Dean’s House

Dean’s House main entrance during Commencement

The Dean’s House was part of the original campus design and made possible by the George F. Baker founding gift.

The Dean’s House was designed by Coolidge Shepley Bulfinch and Abbott. Construction was completed in 1929, two years after the dedication of the first 12 HBS buildings and just two years before the death of George F. Baker, the prominent banker who funded the construction of Harvard Business School’s original campus. The brick, 10,978-square-foot Georgian Revival-style building includes a gracious entry hall, study, living room, dining room, kitchen, and pantry on the main floor, with a circular staircase leading to a sitting room, bedrooms, and baths on the second and third floors. The surrounding garden was part of Frederick Law Olmsted’s original landscape design. At the time of its completion, the Dean’s House was on the outskirts of campus, far enough from Baker Library to allow room for future structures. HBS Deans lived at the house until 1980, when it came to be used primarily for social functions. Dean Nitin Nohria revived the in-residence tradition when he was named Dean in 2010.

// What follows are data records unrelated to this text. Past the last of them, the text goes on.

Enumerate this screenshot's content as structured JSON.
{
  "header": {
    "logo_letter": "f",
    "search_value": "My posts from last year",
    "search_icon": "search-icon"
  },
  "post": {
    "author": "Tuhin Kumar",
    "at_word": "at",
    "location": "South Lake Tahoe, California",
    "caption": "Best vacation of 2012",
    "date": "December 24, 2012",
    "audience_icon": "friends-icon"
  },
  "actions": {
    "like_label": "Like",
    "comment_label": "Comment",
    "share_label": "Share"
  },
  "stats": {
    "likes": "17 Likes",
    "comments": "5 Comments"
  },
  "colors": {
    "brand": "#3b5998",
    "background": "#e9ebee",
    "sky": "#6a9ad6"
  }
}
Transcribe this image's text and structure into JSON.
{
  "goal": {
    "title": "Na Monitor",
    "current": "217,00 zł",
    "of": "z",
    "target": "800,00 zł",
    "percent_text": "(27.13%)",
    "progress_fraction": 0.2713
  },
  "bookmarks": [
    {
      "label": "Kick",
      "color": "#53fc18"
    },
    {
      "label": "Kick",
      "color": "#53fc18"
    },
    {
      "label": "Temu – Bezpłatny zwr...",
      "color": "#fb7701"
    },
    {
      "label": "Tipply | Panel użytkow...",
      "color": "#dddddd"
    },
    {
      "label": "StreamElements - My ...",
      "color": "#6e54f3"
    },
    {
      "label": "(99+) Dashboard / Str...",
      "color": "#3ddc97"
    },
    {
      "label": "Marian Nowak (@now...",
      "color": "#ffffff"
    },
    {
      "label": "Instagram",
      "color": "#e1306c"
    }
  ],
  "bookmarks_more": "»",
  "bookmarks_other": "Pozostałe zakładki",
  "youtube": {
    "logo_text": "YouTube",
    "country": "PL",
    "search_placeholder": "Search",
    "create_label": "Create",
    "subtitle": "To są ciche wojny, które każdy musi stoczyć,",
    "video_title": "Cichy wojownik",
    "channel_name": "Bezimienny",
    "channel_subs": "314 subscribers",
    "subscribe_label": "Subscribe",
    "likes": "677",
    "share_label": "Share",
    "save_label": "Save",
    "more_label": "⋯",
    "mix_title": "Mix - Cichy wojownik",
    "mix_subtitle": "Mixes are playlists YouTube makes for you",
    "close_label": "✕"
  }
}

About the Donor

Construction of a Dean’s House was important to George F. Baker (1840-1931), who believed that Dean Wallace B. Donham and his successors should live in close proximity to students and faculty. Although a Dean’s residence had been part of the original campus design, plans for its construction had been eliminated to reduce costs but reinstated at Baker’s insistence.

A prominent financier, philanthropist, and president of the First National Bank of New York, Baker was an extraordinary business leader. At the age of 23, he invested $3,000 to become an original shareholder in the First National Bank, where he worked as a teller. Just 14 years later, he became the bank’s president. Under his conservative management, the institution remained financially sound throughout the panics of the late 19th and early 20th centuries.

Baker’s business acumen extended to serving on the boards of more than 40 corporations, including several failing railroads that he bought and revitalized. He also had great success investing in the utilities, steel, and rubber industries. Although he famously kept a low profile, leaders of business and government consistently sought and received his advice.

Baker appreciated the impact of unsteady economic times, and his 1924 gift to the School was understood to be an endorsement of the need for professional management education. When Harvard Overseer Bishop William Lawrence approached him for a $1 million donation to help build the new campus, Baker refused. After consulting with his son, Harvard College graduate George F. Baker Jr., the elder Baker told Lawrence he preferred to contribute $5 million “for the privilege of building the whole school.”